• Keep Kentucky Wild

Partner with us to invest in Kentucky’s wildlife heritage.

What is Kentucky Wild?

Kentucky Wild directly supports vulnerable wildlife facing threats in our state.

A one-year membership allows you to take action to conserve our wildlife legacy for future generations.

Join today and make a difference for tomorrow

You’ll have the opportunity to go out in the field and work side-by-side with us on wildlife-saving projects, and receive some sweet stuff in return!

Your membership will help ensure that future generations of Kentuckians can enjoy our state’s wildlife.

  • Current Projects

×

Interior Least Tern

The Interior Least Tern recovery program has made tremendous progress by protecting nests.

Kentucky is home to 10% of the world’s population of interior least terns, which nest on sandbar islands in the Mississippi River. Protecting nests is important as changes to river systems have eliminated many historic nesting spots. These shorebirds are extremely vulnerable to human disturbance. By posting signs and prohibiting recreational access to these sandbars, nest success has increased in recent years. Nest protection and monitoring continue in the effort to remove this species from the endangered species list.

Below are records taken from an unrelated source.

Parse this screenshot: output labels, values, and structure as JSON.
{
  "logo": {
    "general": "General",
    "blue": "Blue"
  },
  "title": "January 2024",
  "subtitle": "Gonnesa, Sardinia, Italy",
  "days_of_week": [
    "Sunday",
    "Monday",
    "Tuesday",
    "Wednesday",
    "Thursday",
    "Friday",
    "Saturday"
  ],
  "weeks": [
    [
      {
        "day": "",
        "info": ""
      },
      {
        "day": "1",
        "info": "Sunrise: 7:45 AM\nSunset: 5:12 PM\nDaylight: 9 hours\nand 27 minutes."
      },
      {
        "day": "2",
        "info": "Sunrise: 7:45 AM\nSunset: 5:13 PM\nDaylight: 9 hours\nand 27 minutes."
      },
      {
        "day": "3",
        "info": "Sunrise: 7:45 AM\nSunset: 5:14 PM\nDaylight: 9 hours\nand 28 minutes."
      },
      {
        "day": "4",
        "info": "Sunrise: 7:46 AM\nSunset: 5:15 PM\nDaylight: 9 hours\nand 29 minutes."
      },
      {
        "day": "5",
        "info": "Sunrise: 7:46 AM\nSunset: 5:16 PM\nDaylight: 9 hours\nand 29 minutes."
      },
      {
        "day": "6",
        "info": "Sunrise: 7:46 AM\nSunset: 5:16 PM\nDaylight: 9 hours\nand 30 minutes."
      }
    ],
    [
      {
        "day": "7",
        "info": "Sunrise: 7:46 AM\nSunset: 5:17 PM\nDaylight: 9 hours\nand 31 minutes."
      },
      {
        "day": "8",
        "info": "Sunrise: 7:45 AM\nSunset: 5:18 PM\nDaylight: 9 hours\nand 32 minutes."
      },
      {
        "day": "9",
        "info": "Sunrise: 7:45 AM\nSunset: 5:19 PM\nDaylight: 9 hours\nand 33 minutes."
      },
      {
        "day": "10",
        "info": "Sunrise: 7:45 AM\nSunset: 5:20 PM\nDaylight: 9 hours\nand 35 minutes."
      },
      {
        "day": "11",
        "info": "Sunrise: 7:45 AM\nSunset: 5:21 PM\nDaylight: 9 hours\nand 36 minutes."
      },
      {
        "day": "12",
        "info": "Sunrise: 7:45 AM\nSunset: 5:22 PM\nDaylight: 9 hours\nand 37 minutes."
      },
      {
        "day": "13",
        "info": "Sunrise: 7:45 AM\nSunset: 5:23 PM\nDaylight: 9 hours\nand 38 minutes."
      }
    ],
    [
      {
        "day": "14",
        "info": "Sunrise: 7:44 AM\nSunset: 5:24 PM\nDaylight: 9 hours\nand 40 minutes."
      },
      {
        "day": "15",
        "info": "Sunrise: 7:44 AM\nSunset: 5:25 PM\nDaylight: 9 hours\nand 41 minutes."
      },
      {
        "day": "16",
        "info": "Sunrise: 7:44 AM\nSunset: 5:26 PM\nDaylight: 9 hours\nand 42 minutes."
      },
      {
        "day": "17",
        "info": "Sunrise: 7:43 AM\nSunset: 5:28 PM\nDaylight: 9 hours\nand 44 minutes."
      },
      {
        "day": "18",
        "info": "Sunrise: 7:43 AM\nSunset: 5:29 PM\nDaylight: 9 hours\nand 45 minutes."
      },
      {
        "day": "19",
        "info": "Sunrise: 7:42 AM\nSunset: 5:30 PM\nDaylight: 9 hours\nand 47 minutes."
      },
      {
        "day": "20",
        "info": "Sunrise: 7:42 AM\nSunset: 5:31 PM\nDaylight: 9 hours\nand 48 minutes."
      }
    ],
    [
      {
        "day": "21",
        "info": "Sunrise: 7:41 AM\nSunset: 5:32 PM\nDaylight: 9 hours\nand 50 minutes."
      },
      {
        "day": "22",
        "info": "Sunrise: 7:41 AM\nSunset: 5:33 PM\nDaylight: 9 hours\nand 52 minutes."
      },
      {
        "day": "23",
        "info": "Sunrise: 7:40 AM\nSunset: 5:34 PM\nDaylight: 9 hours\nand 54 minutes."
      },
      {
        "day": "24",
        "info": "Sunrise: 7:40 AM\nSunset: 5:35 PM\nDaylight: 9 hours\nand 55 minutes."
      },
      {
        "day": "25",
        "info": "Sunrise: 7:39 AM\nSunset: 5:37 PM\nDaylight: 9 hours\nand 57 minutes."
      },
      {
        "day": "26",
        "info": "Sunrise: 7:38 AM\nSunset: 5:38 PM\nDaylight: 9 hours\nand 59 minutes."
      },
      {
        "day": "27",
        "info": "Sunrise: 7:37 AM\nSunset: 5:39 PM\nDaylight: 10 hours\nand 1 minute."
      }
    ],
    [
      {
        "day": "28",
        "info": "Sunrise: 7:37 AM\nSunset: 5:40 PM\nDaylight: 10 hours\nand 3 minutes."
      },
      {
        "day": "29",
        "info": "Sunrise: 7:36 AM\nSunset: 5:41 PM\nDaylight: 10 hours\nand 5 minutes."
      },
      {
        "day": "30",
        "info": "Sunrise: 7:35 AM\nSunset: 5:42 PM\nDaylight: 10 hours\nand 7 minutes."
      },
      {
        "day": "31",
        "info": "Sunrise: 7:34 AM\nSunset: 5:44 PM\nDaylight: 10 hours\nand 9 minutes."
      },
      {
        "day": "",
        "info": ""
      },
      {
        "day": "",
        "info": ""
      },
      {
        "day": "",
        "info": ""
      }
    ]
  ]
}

White-nose Syndrome

Diseases such as white-nose syndrome in bats, can have significant impacts on wildlife health and may even result in widespread mortality

Wildlife are vulnerable to disease from bacteria, parasites, toxins, and numerous other sources. Diseases such as white-nose syndrome in bats, can have significant impacts on wildlife health and may even result in widespread mortality. Monitoring wildlife populations is one way biologists can take early steps to prevent or slow the spread of disease.

Learn More

Wehrle’s Salamander

Survey programs allow researchers to have a better understanding of where animals occur and what they need to thrive.

Kentucky amphibians occur in a wide variety of places- from swamps to high elevation forests. We closely monitor about 40% of Kentucky amphibian species, like this Wehrle’s Salamander. Some are nearly endemic to Kentucky (more common here than anywhere else), have limited locations in our state, or are in decline. By constructing and maintaining breeding ponds, surveying new areas and habitats, and supporting university research, researchers hope to gain a better understanding of where animals occur and what they need to thrive.

Learn More